The pride is a lion with no teeth
Yet, do we keep him in a kennel dark?
Indeed, we keep him rounded by our teeth
We wear it on our sleeve when we bark
The dynamic verve of the life slith’rs
The tongue twists silly, the stark a quirk
And hiding in the murk, it wrings one’s with’rs
The life, you see, leaks through the gaps of fing’rs
The pride is a lion with no with’rs
In berserk with pain, the pride sliv’rs
The hearts and souls and every righteous mind
Surrounded us: And we walk with fake silv’rs
The pride is a lion with no friend
The pride is a lion like a dark fiend
Withers – the highest part of the back at the base of the neck of a horse, cow,sheep, etc.
Idiom: wrings one’s withers – to cause one anxiety or trouble:
eg; The long involved lawsuit is wringing his withers.
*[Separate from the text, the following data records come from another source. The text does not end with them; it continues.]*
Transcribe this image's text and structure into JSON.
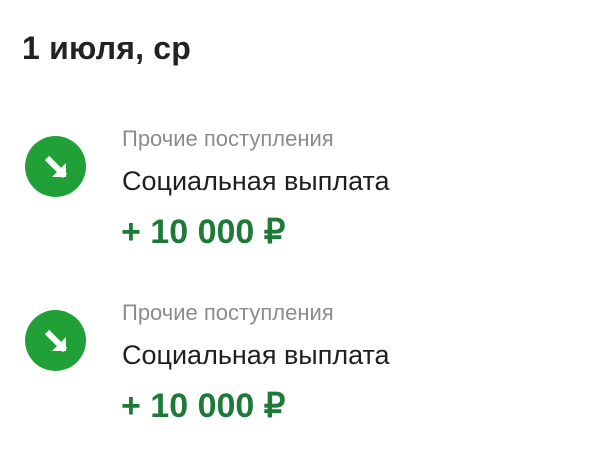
{
  "day_group": {
    "date_label": "1 июля, ср",
    "transactions": [
      {
        "icon": "arrow-down-right-icon",
        "category": "Прочие поступления",
        "title": "Социальная выплата",
        "amount": "+ 10 000 ₽"
      },
      {
        "icon": "arrow-down-right-icon",
        "category": "Прочие поступления",
        "title": "Социальная выплата",
        "amount": "+ 10 000 ₽"
      }
    ]
  },
  "colors": {
    "icon_bg": "#21a038",
    "amount": "#1e7a39",
    "category": "#8c8c8c",
    "title": "#1f1f1f",
    "header": "#222222"
  }
}
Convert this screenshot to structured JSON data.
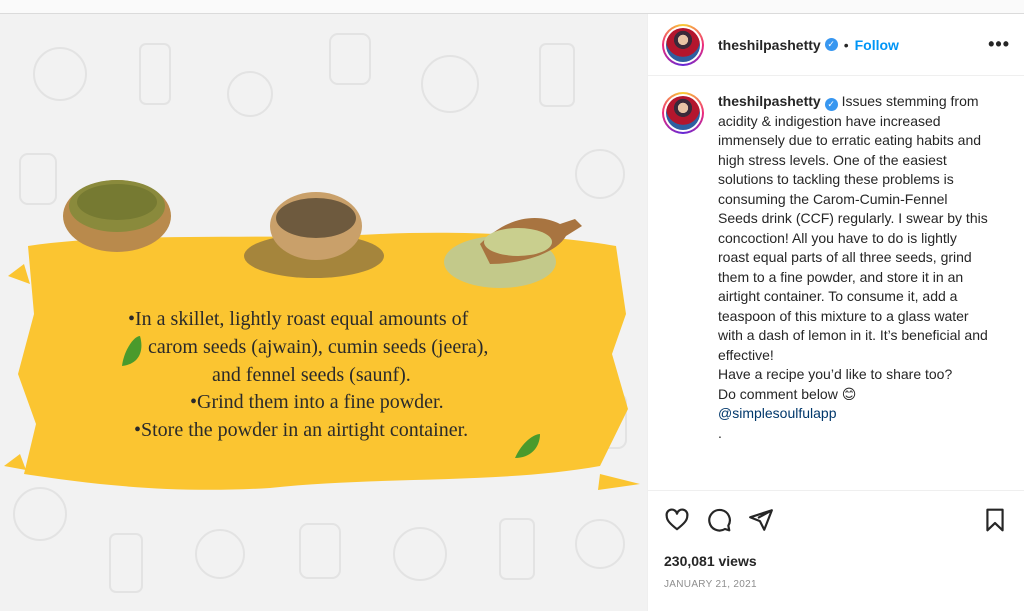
{
  "post": {
    "username": "theshilpashetty",
    "follow_label": "Follow",
    "more_label": "•••",
    "separator": "•"
  },
  "caption": {
    "username": "theshilpashetty",
    "body": "Issues stemming from acidity & indigestion have increased immensely due to erratic eating habits and high stress levels. One of the easiest solutions to tackling these problems is consuming the Carom-Cumin-Fennel Seeds drink (CCF) regularly. I swear by this concoction! All you have to do is lightly roast equal parts of all three seeds, grind them to a fine powder, and store it in an airtight container. To consume it, add a teaspoon of this mixture to a glass water with a dash of lemon in it. It’s beneficial and effective!",
    "line2": "Have a recipe you’d like to share too?",
    "line3": "Do comment below 😊",
    "mention": "@simplesoulfulapp",
    "trailing": "."
  },
  "media": {
    "lines": [
      "•In a skillet, lightly roast equal amounts of",
      "carom seeds (ajwain), cumin seeds (jeera),",
      "and fennel seeds (saunf).",
      "•Grind them into a fine powder.",
      "•Store the powder in an airtight container."
    ]
  },
  "stats": {
    "views": "230,081 views",
    "date": "JANUARY 21, 2021"
  },
  "icons": {
    "like": "heart-icon",
    "comment": "comment-icon",
    "share": "send-icon",
    "save": "bookmark-icon"
  },
  "colors": {
    "accent": "#0095f6",
    "brush": "#fbc531"
  }
}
Terza rima is composed of tercets woven into a rhyme scheme that requires the end-word of the second line in one tercet to supply the rhyme for the first and third lines in the following tercet. Thus, the rhyme scheme (aba, bcb, cdc, ded) continues through to the final stanza or line.
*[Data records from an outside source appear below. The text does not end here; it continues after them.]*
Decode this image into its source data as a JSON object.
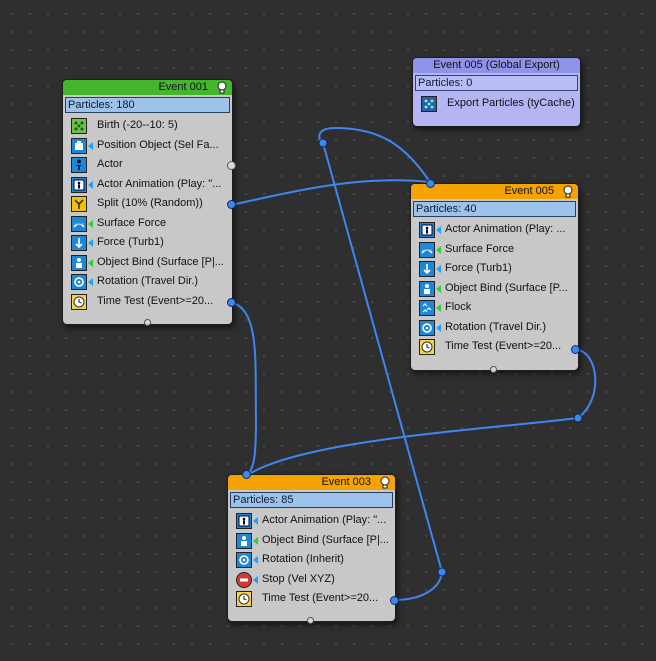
{
  "colors": {
    "canvas_bg": "#2f2f2f",
    "node_body": "#c8c8c8",
    "header_green": "#43b62e",
    "header_orange": "#f5a300",
    "header_global": "#8f93e8",
    "particles_bar": "#9ec3ea",
    "wire_blue": "#3f86f0"
  },
  "nodes": {
    "event001": {
      "title": "Event  001",
      "particles": "Particles: 180",
      "operators": [
        {
          "label": "Birth (-20--10: 5)",
          "icon": "birth-icon"
        },
        {
          "label": "Position Object (Sel Fa...",
          "icon": "position-object-icon"
        },
        {
          "label": "Actor",
          "icon": "actor-icon"
        },
        {
          "label": "Actor Animation (Play: \"...",
          "icon": "actor-animation-icon"
        },
        {
          "label": "Split (10% (Random))",
          "icon": "split-icon"
        },
        {
          "label": "Surface Force",
          "icon": "surface-force-icon"
        },
        {
          "label": "Force (Turb1)",
          "icon": "force-icon"
        },
        {
          "label": "Object Bind (Surface [P|...",
          "icon": "object-bind-icon"
        },
        {
          "label": "Rotation (Travel Dir.)",
          "icon": "rotation-icon"
        },
        {
          "label": "Time Test (Event>=20...",
          "icon": "time-test-icon"
        }
      ]
    },
    "event005global": {
      "title": "Event  005 (Global Export)",
      "particles": "Particles: 0",
      "operators": [
        {
          "label": "Export Particles (tyCache)",
          "icon": "export-particles-icon"
        }
      ]
    },
    "event005": {
      "title": "Event  005",
      "particles": "Particles: 40",
      "operators": [
        {
          "label": "Actor Animation (Play: ...",
          "icon": "actor-animation-icon"
        },
        {
          "label": "Surface Force",
          "icon": "surface-force-icon"
        },
        {
          "label": "Force (Turb1)",
          "icon": "force-icon"
        },
        {
          "label": "Object Bind (Surface [P...",
          "icon": "object-bind-icon"
        },
        {
          "label": "Flock",
          "icon": "flock-icon"
        },
        {
          "label": "Rotation (Travel Dir.)",
          "icon": "rotation-icon"
        },
        {
          "label": "Time Test (Event>=20...",
          "icon": "time-test-icon"
        }
      ]
    },
    "event003": {
      "title": "Event  003",
      "particles": "Particles: 85",
      "operators": [
        {
          "label": "Actor Animation (Play: \"...",
          "icon": "actor-animation-icon"
        },
        {
          "label": "Object Bind (Surface [P|...",
          "icon": "object-bind-icon"
        },
        {
          "label": "Rotation (Inherit)",
          "icon": "rotation-icon"
        },
        {
          "label": "Stop (Vel XYZ)",
          "icon": "stop-icon"
        },
        {
          "label": "Time Test (Event>=20...",
          "icon": "time-test-icon"
        }
      ]
    }
  }
}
Terza rima is typically written in an iambic line, and in English, most often in iambic pentameter. If another line length is chosen, such as tetrameter, the lines should be of the same length. There are no limits to the number of lines a poem composed in terza rima may have.
“Terza Rima Sonnet,” is Terza Rima in which the final stanza comes in couplet form.
In this poem I couldn’t follow the iambic pentameter strictly in all lines, which makes it imperfect one in this form, but otherwise the structure is followed.